====== Provided information ======
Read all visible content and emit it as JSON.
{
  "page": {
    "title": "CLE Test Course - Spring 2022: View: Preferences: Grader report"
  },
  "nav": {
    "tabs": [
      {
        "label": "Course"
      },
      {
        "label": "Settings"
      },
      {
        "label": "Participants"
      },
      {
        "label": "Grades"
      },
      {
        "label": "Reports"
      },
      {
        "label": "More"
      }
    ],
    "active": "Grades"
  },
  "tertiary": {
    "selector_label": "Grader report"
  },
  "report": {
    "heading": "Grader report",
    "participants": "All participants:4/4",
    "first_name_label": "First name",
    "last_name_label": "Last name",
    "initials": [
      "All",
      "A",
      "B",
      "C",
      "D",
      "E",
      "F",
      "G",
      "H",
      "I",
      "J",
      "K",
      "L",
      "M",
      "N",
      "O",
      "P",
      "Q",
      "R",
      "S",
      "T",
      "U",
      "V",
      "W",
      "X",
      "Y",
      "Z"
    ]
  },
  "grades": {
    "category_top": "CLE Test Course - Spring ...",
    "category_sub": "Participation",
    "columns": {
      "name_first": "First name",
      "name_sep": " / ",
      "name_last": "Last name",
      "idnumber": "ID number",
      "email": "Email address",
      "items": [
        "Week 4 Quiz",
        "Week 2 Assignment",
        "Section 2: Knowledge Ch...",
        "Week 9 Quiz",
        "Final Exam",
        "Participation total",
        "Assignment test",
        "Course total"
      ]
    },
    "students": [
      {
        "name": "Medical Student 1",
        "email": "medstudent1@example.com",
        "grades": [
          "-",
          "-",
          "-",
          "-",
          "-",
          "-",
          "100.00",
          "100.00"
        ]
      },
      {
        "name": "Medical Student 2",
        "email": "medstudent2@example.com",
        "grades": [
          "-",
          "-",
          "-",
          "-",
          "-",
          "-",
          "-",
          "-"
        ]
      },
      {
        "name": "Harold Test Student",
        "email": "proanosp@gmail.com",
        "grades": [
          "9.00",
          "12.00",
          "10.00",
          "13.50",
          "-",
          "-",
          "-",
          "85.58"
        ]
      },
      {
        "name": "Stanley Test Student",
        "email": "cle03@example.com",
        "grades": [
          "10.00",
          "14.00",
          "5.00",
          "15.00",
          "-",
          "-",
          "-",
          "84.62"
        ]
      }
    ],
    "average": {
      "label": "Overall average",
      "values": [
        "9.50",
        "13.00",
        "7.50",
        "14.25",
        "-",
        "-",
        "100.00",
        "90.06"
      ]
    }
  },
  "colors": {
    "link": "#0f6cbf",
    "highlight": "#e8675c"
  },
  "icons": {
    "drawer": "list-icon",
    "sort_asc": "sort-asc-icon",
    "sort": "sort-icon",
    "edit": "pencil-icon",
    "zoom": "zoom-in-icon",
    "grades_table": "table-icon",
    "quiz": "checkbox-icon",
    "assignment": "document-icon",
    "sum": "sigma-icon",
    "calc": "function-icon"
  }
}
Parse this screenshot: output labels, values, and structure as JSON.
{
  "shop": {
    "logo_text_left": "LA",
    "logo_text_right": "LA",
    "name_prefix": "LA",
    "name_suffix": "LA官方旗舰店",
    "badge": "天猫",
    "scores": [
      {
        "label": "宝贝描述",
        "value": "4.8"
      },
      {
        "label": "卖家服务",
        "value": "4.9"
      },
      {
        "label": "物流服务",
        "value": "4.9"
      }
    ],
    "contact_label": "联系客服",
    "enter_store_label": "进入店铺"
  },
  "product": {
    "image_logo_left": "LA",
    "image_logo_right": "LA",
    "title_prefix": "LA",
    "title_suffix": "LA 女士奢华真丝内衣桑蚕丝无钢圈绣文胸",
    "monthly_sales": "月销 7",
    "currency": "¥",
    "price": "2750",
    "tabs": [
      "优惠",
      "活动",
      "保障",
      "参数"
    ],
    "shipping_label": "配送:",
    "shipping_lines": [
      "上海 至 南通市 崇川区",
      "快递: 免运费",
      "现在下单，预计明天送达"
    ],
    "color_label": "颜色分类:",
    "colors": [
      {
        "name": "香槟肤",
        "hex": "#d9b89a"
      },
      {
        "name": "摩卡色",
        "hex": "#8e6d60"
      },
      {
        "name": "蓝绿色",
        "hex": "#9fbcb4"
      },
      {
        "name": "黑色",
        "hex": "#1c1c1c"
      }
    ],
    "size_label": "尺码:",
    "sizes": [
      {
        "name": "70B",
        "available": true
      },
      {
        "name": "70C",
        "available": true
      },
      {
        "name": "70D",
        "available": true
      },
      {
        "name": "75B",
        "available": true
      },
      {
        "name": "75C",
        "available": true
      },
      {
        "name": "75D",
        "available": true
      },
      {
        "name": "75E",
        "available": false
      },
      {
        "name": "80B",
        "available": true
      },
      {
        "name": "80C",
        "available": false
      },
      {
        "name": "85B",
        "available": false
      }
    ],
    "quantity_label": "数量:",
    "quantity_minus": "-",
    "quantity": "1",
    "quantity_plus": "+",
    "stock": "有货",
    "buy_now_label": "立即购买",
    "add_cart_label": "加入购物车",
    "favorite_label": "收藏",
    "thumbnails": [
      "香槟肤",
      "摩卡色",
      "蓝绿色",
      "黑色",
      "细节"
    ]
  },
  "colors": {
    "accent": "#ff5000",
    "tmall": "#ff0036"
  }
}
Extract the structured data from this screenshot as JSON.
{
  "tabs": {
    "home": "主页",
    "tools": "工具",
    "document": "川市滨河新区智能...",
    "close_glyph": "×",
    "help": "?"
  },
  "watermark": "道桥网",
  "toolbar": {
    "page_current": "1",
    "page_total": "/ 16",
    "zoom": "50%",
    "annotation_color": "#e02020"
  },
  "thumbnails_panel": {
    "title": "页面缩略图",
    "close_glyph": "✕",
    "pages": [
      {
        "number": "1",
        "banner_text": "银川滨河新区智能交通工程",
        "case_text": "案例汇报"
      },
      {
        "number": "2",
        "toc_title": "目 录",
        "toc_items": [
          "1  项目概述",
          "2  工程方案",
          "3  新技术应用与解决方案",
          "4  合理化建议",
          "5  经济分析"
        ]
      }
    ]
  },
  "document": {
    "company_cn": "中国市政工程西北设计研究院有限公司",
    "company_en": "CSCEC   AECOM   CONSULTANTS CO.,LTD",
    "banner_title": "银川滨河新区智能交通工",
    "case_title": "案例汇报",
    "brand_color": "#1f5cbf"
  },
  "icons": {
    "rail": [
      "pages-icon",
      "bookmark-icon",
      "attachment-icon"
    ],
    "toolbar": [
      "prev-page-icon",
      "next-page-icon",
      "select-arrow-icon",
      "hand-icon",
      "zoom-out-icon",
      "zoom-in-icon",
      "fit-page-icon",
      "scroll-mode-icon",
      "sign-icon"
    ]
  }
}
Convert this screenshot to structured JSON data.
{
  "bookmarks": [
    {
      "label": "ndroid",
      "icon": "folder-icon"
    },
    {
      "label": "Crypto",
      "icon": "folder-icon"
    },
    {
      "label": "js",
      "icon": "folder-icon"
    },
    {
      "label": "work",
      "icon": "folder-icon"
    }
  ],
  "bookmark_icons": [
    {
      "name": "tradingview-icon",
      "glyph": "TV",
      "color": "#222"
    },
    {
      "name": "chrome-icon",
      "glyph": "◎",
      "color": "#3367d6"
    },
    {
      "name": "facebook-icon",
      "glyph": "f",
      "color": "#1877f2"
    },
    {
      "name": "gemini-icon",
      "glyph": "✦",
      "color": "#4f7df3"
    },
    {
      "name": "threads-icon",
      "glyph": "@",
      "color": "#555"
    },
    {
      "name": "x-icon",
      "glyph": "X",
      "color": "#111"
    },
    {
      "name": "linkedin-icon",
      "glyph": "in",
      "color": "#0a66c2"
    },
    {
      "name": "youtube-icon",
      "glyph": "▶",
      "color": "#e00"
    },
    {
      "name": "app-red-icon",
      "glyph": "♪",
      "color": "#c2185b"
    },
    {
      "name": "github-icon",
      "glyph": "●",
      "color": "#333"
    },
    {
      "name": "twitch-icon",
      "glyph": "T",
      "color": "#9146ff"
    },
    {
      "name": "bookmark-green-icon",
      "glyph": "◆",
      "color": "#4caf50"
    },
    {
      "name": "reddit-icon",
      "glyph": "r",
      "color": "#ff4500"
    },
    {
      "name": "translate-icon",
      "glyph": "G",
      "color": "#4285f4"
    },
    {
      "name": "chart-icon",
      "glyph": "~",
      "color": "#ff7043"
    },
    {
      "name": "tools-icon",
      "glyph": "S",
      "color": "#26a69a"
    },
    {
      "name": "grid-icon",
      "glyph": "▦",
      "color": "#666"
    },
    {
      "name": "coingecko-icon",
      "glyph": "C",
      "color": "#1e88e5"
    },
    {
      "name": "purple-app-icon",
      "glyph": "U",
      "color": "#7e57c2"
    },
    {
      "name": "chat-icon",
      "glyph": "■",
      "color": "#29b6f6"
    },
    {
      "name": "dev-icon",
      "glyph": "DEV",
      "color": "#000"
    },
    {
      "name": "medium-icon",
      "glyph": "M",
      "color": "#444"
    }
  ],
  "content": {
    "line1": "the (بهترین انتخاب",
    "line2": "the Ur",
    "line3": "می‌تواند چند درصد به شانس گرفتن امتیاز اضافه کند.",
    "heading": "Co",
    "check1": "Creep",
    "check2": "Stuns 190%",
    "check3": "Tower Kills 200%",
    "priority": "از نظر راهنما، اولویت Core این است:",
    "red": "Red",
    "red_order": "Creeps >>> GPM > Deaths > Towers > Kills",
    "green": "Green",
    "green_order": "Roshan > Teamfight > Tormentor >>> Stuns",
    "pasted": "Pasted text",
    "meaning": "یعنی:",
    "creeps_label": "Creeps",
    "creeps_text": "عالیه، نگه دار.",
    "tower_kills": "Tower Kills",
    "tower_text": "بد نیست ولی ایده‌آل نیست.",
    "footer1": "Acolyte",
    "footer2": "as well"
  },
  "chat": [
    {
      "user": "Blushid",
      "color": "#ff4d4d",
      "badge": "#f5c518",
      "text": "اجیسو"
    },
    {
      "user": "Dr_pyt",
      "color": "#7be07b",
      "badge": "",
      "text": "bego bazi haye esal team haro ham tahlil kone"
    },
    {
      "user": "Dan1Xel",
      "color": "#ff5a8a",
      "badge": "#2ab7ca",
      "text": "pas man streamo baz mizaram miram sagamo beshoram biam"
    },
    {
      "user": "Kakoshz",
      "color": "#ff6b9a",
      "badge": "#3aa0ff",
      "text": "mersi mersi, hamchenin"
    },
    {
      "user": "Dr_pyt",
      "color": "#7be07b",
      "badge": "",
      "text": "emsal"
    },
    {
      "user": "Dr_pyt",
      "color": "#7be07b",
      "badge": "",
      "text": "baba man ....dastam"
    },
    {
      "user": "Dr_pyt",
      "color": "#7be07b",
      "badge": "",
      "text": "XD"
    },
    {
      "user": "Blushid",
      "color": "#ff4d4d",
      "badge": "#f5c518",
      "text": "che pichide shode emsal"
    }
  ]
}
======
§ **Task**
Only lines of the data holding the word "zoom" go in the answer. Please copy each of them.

§ **Solution to this task**
    "zoom": "zoom-in-icon",
    "zoom": "50%",
      "zoom-out-icon",
      "zoom-in-icon",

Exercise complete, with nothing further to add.